EXERCISE AIM
Go through the data below and gather each line containing "value".

MATERIAL SUPPLIED

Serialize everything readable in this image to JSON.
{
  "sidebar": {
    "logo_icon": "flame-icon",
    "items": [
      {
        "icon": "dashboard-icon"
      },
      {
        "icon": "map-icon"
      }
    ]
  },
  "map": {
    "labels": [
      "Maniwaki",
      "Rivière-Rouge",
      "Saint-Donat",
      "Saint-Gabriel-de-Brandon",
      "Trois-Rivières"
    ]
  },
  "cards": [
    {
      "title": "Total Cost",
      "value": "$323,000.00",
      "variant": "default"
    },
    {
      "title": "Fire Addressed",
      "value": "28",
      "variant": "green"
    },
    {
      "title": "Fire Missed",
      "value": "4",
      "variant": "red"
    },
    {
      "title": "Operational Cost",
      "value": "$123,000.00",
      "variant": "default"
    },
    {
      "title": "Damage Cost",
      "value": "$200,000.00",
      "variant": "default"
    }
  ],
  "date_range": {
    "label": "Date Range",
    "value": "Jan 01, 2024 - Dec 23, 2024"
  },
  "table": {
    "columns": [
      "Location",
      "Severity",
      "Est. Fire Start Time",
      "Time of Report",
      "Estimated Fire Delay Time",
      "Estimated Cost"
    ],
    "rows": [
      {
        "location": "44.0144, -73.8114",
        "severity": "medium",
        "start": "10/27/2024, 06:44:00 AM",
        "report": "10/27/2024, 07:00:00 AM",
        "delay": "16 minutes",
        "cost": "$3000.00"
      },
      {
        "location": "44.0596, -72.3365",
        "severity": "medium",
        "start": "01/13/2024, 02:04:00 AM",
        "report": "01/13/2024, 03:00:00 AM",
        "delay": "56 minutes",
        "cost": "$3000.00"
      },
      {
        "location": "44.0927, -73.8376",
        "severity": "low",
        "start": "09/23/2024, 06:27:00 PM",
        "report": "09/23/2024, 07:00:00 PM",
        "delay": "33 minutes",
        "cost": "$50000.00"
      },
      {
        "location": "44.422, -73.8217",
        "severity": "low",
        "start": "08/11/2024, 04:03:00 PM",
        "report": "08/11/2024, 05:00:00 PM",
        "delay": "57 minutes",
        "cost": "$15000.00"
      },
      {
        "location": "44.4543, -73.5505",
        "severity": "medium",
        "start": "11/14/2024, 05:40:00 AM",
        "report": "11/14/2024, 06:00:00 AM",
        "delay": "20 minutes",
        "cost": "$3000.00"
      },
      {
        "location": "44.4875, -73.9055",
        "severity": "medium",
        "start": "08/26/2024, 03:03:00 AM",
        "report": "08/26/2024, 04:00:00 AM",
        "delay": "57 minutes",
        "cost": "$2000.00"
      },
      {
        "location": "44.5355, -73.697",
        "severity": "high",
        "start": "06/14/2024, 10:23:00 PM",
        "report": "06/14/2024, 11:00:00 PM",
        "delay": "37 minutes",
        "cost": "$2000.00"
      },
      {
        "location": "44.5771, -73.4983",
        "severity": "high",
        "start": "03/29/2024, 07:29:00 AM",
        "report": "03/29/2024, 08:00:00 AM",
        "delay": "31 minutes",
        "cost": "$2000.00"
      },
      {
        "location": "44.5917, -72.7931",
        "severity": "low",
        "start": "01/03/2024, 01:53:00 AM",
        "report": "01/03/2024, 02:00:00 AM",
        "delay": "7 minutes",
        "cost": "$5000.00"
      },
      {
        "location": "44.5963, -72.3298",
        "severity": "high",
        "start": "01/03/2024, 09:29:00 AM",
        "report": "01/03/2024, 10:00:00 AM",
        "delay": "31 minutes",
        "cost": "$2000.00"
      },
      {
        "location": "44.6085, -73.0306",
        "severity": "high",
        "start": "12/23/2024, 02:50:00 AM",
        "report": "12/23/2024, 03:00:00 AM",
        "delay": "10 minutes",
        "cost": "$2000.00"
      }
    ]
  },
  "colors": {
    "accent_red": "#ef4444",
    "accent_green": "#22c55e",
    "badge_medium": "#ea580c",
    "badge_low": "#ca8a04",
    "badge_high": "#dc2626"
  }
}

ANSWER TO THIS EXERCISE
      "value": "$323,000.00",
      "value": "28",
      "value": "4",
      "value": "$123,000.00",
      "value": "$200,000.00",
    "value": "Jan 01, 2024 - Dec 23, 2024"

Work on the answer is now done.